[Dataset excerpts]
# # # # # # #

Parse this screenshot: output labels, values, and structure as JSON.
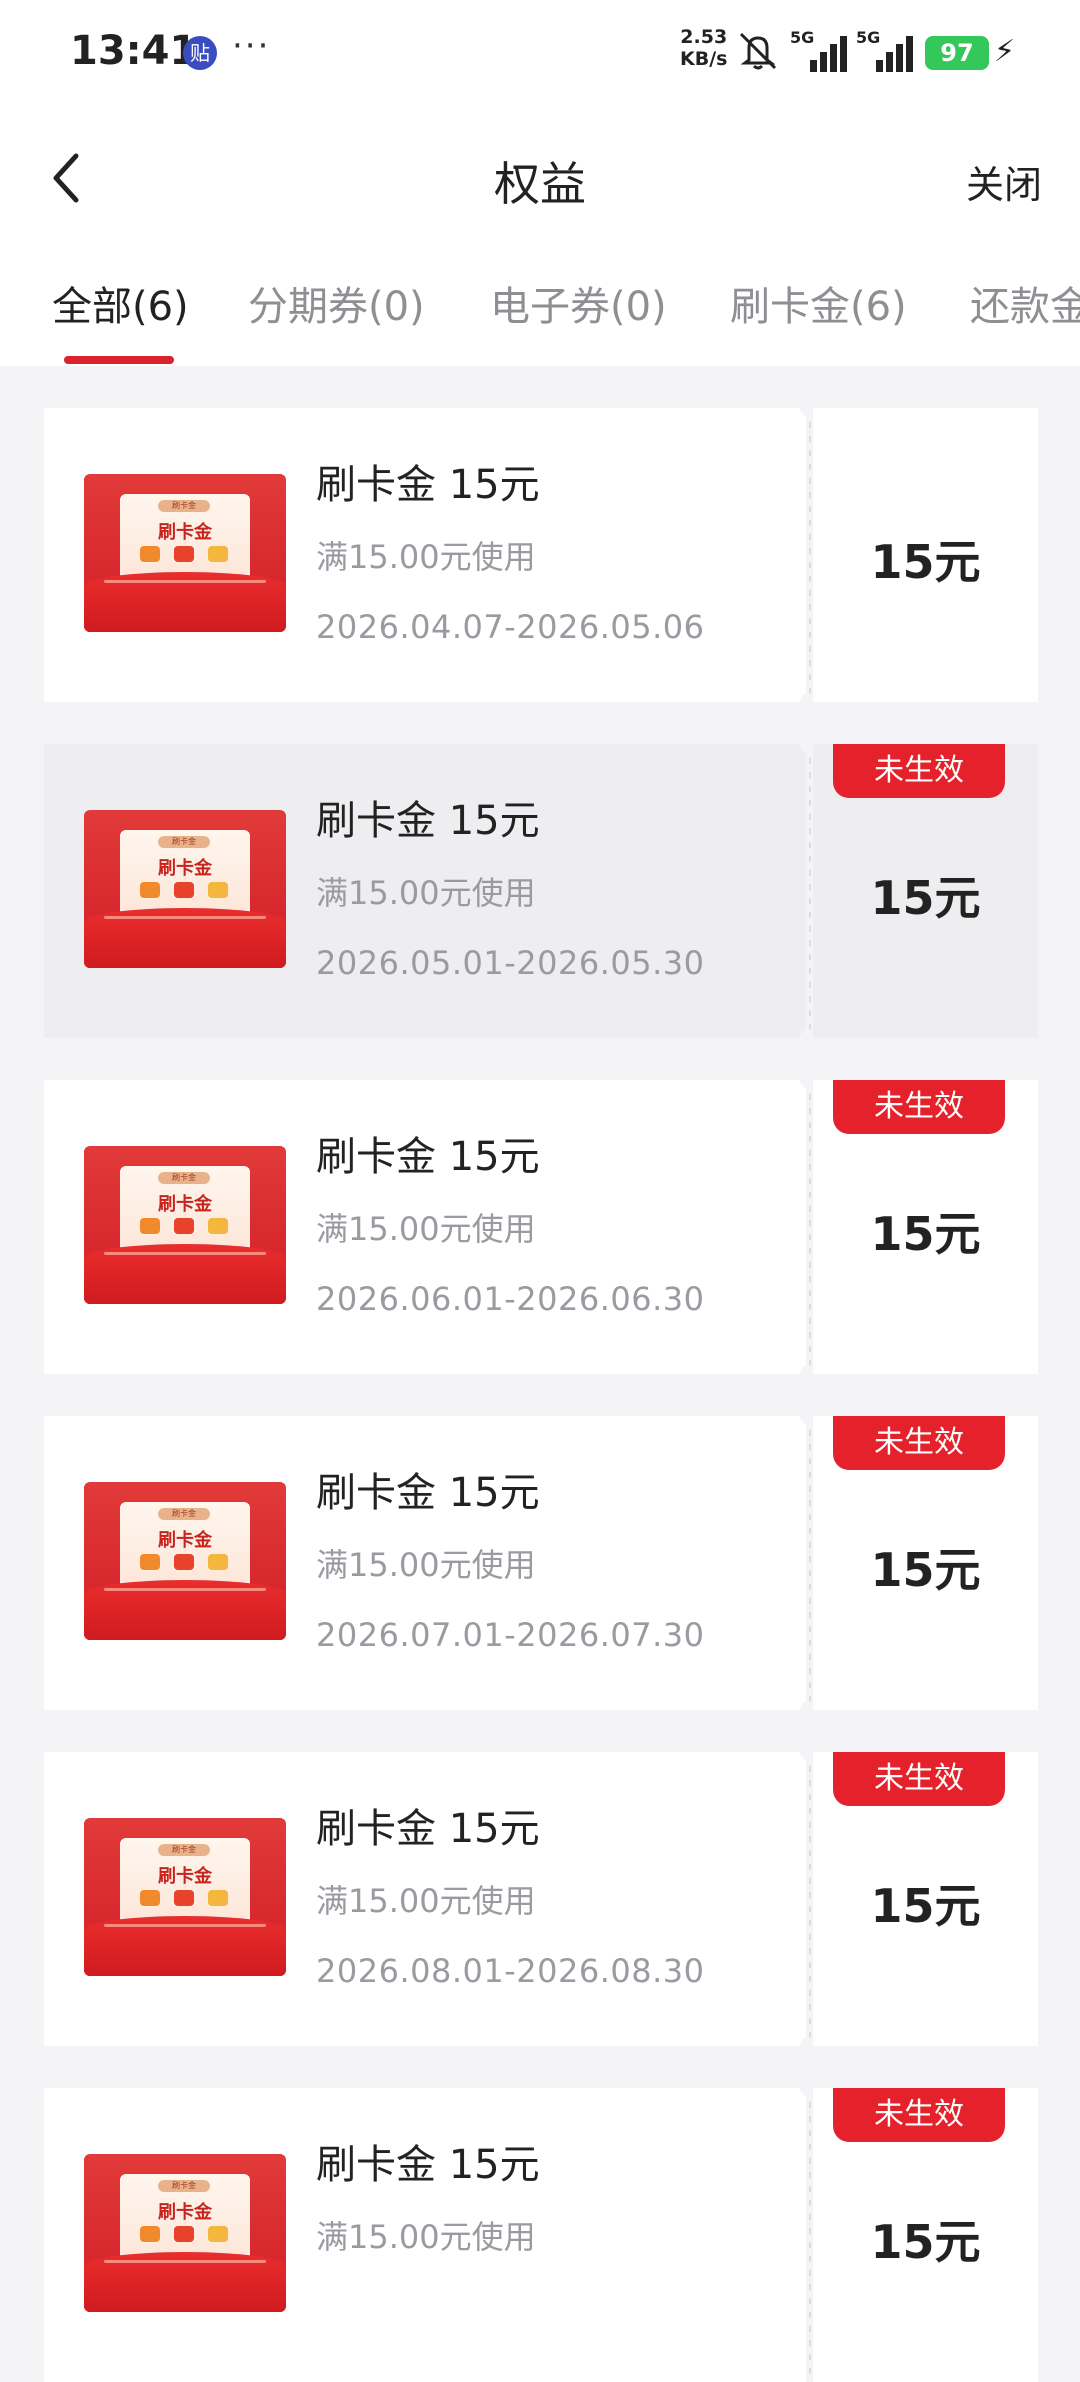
{
  "status_bar": {
    "time": "13:41",
    "app_badge": "贴",
    "more": "···",
    "net_speed_value": "2.53",
    "net_speed_unit": "KB/s",
    "signal1_label": "5G",
    "signal2_label": "5G",
    "battery": "97",
    "icons": [
      "mute-icon",
      "signal-icon",
      "battery-icon",
      "charging-icon"
    ]
  },
  "header": {
    "title": "权益",
    "close_label": "关闭",
    "back_icon": "chevron-left-icon"
  },
  "tabs": [
    {
      "label": "全部(6)",
      "active": true
    },
    {
      "label": "分期券(0)",
      "active": false
    },
    {
      "label": "电子券(0)",
      "active": false
    },
    {
      "label": "刷卡金(6)",
      "active": false
    },
    {
      "label": "还款金",
      "active": false
    }
  ],
  "thumb_text": {
    "tag": "刷卡金",
    "label": "刷卡金"
  },
  "cards": [
    {
      "title": "刷卡金 15元",
      "condition": "满15.00元使用",
      "date_range": "2026.04.07-2026.05.06",
      "amount": "15元",
      "badge": ""
    },
    {
      "title": "刷卡金 15元",
      "condition": "满15.00元使用",
      "date_range": "2026.05.01-2026.05.30",
      "amount": "15元",
      "badge": "未生效"
    },
    {
      "title": "刷卡金 15元",
      "condition": "满15.00元使用",
      "date_range": "2026.06.01-2026.06.30",
      "amount": "15元",
      "badge": "未生效"
    },
    {
      "title": "刷卡金 15元",
      "condition": "满15.00元使用",
      "date_range": "2026.07.01-2026.07.30",
      "amount": "15元",
      "badge": "未生效"
    },
    {
      "title": "刷卡金 15元",
      "condition": "满15.00元使用",
      "date_range": "2026.08.01-2026.08.30",
      "amount": "15元",
      "badge": "未生效"
    },
    {
      "title": "刷卡金 15元",
      "condition": "满15.00元使用",
      "date_range": "",
      "amount": "15元",
      "badge": "未生效"
    }
  ],
  "colors": {
    "accent": "#d9222c",
    "badge": "#e5222b",
    "page_bg": "#f4f4f6",
    "battery": "#34c759"
  }
}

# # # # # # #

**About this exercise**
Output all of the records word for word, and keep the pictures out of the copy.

**Solution to this task**
Parse this screenshot: output labels, values, and structure as JSON.
{
  "status_bar": {
    "time": "13:41",
    "app_badge": "贴",
    "more": "···",
    "net_speed_value": "2.53",
    "net_speed_unit": "KB/s",
    "signal1_label": "5G",
    "signal2_label": "5G",
    "battery": "97",
    "icons": [
      "mute-icon",
      "signal-icon",
      "battery-icon",
      "charging-icon"
    ]
  },
  "header": {
    "title": "权益",
    "close_label": "关闭",
    "back_icon": "chevron-left-icon"
  },
  "tabs": [
    {
      "label": "全部(6)",
      "active": true
    },
    {
      "label": "分期券(0)",
      "active": false
    },
    {
      "label": "电子券(0)",
      "active": false
    },
    {
      "label": "刷卡金(6)",
      "active": false
    },
    {
      "label": "还款金",
      "active": false
    }
  ],
  "thumb_text": {
    "tag": "刷卡金",
    "label": "刷卡金"
  },
  "cards": [
    {
      "title": "刷卡金 15元",
      "condition": "满15.00元使用",
      "date_range": "2026.04.07-2026.05.06",
      "amount": "15元",
      "badge": ""
    },
    {
      "title": "刷卡金 15元",
      "condition": "满15.00元使用",
      "date_range": "2026.05.01-2026.05.30",
      "amount": "15元",
      "badge": "未生效"
    },
    {
      "title": "刷卡金 15元",
      "condition": "满15.00元使用",
      "date_range": "2026.06.01-2026.06.30",
      "amount": "15元",
      "badge": "未生效"
    },
    {
      "title": "刷卡金 15元",
      "condition": "满15.00元使用",
      "date_range": "2026.07.01-2026.07.30",
      "amount": "15元",
      "badge": "未生效"
    },
    {
      "title": "刷卡金 15元",
      "condition": "满15.00元使用",
      "date_range": "2026.08.01-2026.08.30",
      "amount": "15元",
      "badge": "未生效"
    },
    {
      "title": "刷卡金 15元",
      "condition": "满15.00元使用",
      "date_range": "",
      "amount": "15元",
      "badge": "未生效"
    }
  ],
  "colors": {
    "accent": "#d9222c",
    "badge": "#e5222b",
    "page_bg": "#f4f4f6",
    "battery": "#34c759"
  }
}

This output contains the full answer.